Arrows of time – Back to the future (1999)

Neil Johnson

In his first lecture, physicist Neil Johnson looks into the relativistic nature of time.

Watch time: 59:06
Neil Johnson in his CHRISTMAS LECTURE from 1999
Credit: Royal Institution

Lecture 1 – Back to the future

From the 1999 Lecture programme:

When the Royal Institution was founded two hundred years ago, people thought that the Universe ran like a reliable, well-oiled clock. As a result of the pioneering discoveries of Sir Isaac Newton, the Universe was viewed as having a regular, almost predictable structure. Only a few inconsistencies seemed to remain between the predictions of Newton's theory and the observed motion of the planets.

However, one hundred years later Einstein astounded the world with his theory of relativity showing how space and time are in fact linked and that Newton's theory is, at best, just a working approximation to the truth. Einstein's work showed that time is relative as opposed to being absolute, and that nothing can travel faster than the speed of light. The cosy picture of a clockwork Universe and of universal time immediately fell apart.

However, Einstein could not answer the question as to why time only moves forwards. Nor could he establish whether time has a beginning and an end. To have any hope of answering such questions, we need to deepen our understanding of the role of time in the Universe.

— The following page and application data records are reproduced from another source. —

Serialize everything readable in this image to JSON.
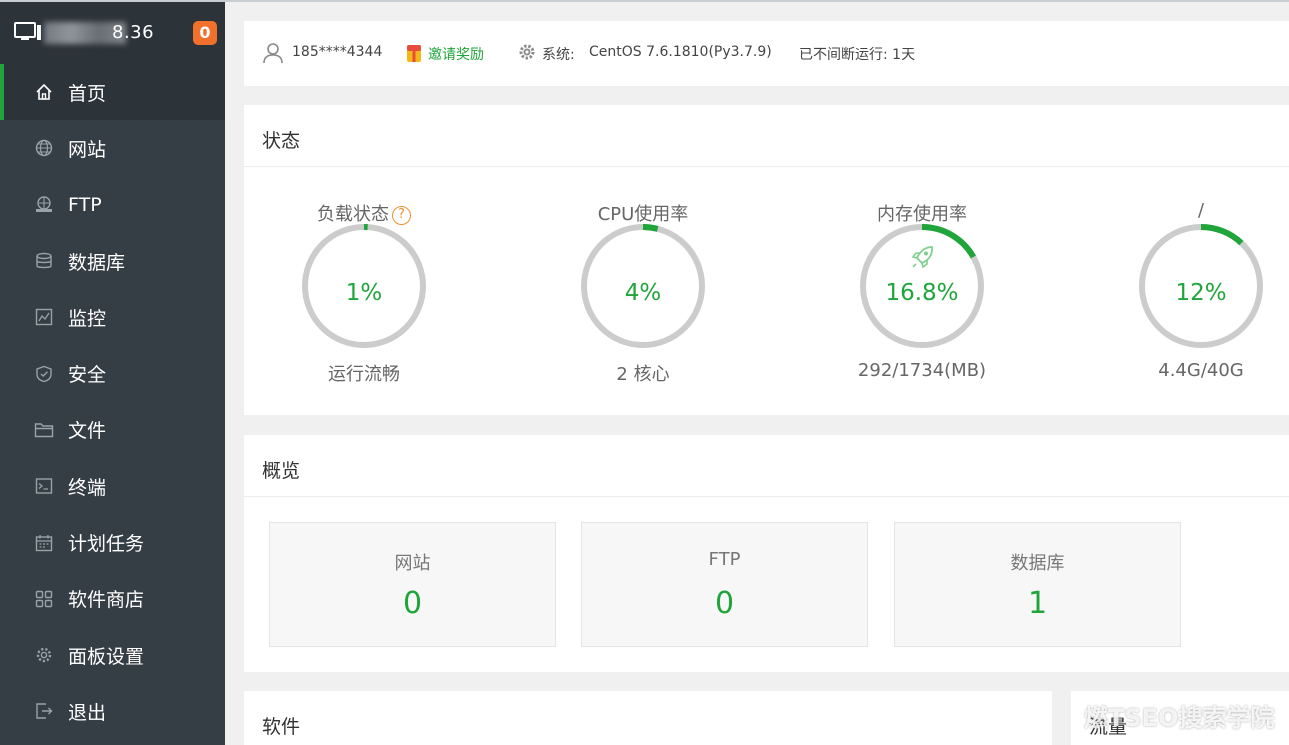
{
  "sidebar": {
    "server_ip": "8.36",
    "badge_count": "0",
    "items": [
      {
        "label": "首页",
        "icon": "home-icon",
        "active": true
      },
      {
        "label": "网站",
        "icon": "globe-icon"
      },
      {
        "label": "FTP",
        "icon": "ftp-icon"
      },
      {
        "label": "数据库",
        "icon": "database-icon"
      },
      {
        "label": "监控",
        "icon": "monitor-chart-icon"
      },
      {
        "label": "安全",
        "icon": "shield-icon"
      },
      {
        "label": "文件",
        "icon": "folder-icon"
      },
      {
        "label": "终端",
        "icon": "terminal-icon"
      },
      {
        "label": "计划任务",
        "icon": "calendar-icon"
      },
      {
        "label": "软件商店",
        "icon": "grid-icon"
      },
      {
        "label": "面板设置",
        "icon": "gear-icon"
      },
      {
        "label": "退出",
        "icon": "logout-icon"
      }
    ]
  },
  "infobar": {
    "phone": "185****4344",
    "invite": "邀请奖励",
    "system_label": "系统:",
    "system_value": "CentOS 7.6.1810(Py3.7.9)",
    "uptime": "已不间断运行: 1天"
  },
  "status": {
    "title": "状态",
    "gauges": [
      {
        "title": "负载状态",
        "value": "1%",
        "percent": 1,
        "sub": "运行流畅",
        "help": "?"
      },
      {
        "title": "CPU使用率",
        "value": "4%",
        "percent": 4,
        "sub": "2 核心"
      },
      {
        "title": "内存使用率",
        "value": "16.8%",
        "percent": 16.8,
        "sub": "292/1734(MB)"
      },
      {
        "title": "/",
        "value": "12%",
        "percent": 12,
        "sub": "4.4G/40G"
      }
    ]
  },
  "overview": {
    "title": "概览",
    "boxes": [
      {
        "label": "网站",
        "value": "0"
      },
      {
        "label": "FTP",
        "value": "0"
      },
      {
        "label": "数据库",
        "value": "1"
      }
    ]
  },
  "software": {
    "title": "软件"
  },
  "traffic": {
    "title": "流量"
  },
  "watermark": "燃TSEO搜索学院",
  "colors": {
    "accent": "#20a53a",
    "sidebar": "#363e45",
    "badge": "#f0702c",
    "track": "#cccccc"
  }
}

A simple, yet fundamental law of physics tells us that the Universe and its contents will becomes increasingly disordered as time moves on. On the other hand, structures appear in the Universe which seem to possess some kind of order, even though they arose out of apparent chaos.

So is there a more fundamental principle at work in the Universe? If the basic laws of physics are simple, why is the Universe so complex?


Physicist Neil Johnson looks at the concept of time in these CHRISTMAS LECTURES from 1999.

From the 1999 Lecture brochure:

What is time? Can we make it go backwards? Will it ever end – if so, how and when?

In our daily lives, we often find ourselves battling against time: we may blame it for slipping by too quickly, but are unable to stop it. On other occasions, such as during the Millennium celebrations, we happily celebrate its passing. Yet what would we do without it? There would be no way of running our everyday world: no night, no day, no Christmas, and no Christmas Lectures!

Phrases such as 'time is money', 'against the clock' and 'no time to lose' are typical of our love-hate relationship with time's steady march forwards. But why forwards? And how steady? These are very difficult, yet fundamental, questions that scientists are still trying to answer.

From a mathematical point of view, time is just another 'dimension' like space. However, it is a very mysterious and fascinating one. Our world seems to depend fundamentally on the fact that time moves forwards, not backwards. Although we travel around freely in space, time travel still lies beyond us.

What is the time? That question seems like it should be much easier to answer. After all, you just need to glance at your watch. But what if you had no watch, how would you go about measuring time?

It turns out that much of our own history is intertwined with this quest. As we have refined our understanding of how to measure time, we have become aware of the crucial role it plays in our world. Early clocks such as sundials relied on the motion of the heavenly bodies. Then came mechanical devices based on the periodic motion of a swinging pendulum.

More recently, we have turned to the ultra-small quantum world to devise atomic clocks which enable us to synchronise events in different places with amazing accuracy. The reliability of modern-day navigation, commerce, telecommunications and manufacturing depends heavily on such synchronisation.

Interestingly, however, there are many phenomena in our everyday world that can not be described using a regular time-scale. Traffic jams, stock market crashes, and earthquakes all seem to arise in an irregular, almost chaotic way. Does this mean we can never predict when they will occur?

These Lectures take us on a journey through time. We will travel from the vast time-scales of the Universe bounded by the intricate fabric of space-time itself, through our rapidly changing everyday world to the ultimate limits of the unbelievably small quantum world upon which all of life ultimately depends.

Our journey touches the outer limits of the current scientific understanding of the role of time in our world. This understanding has changed dramatically since the founding of the Royal Institution two hundred years ago. As for the surprises which await us in the future, only time will tell!

However, there are many recent scientific discoveries that provide exciting glimpses as to what may lie ahead, such as teleportation, the possibilities for time travel and the fate of the Universe itself.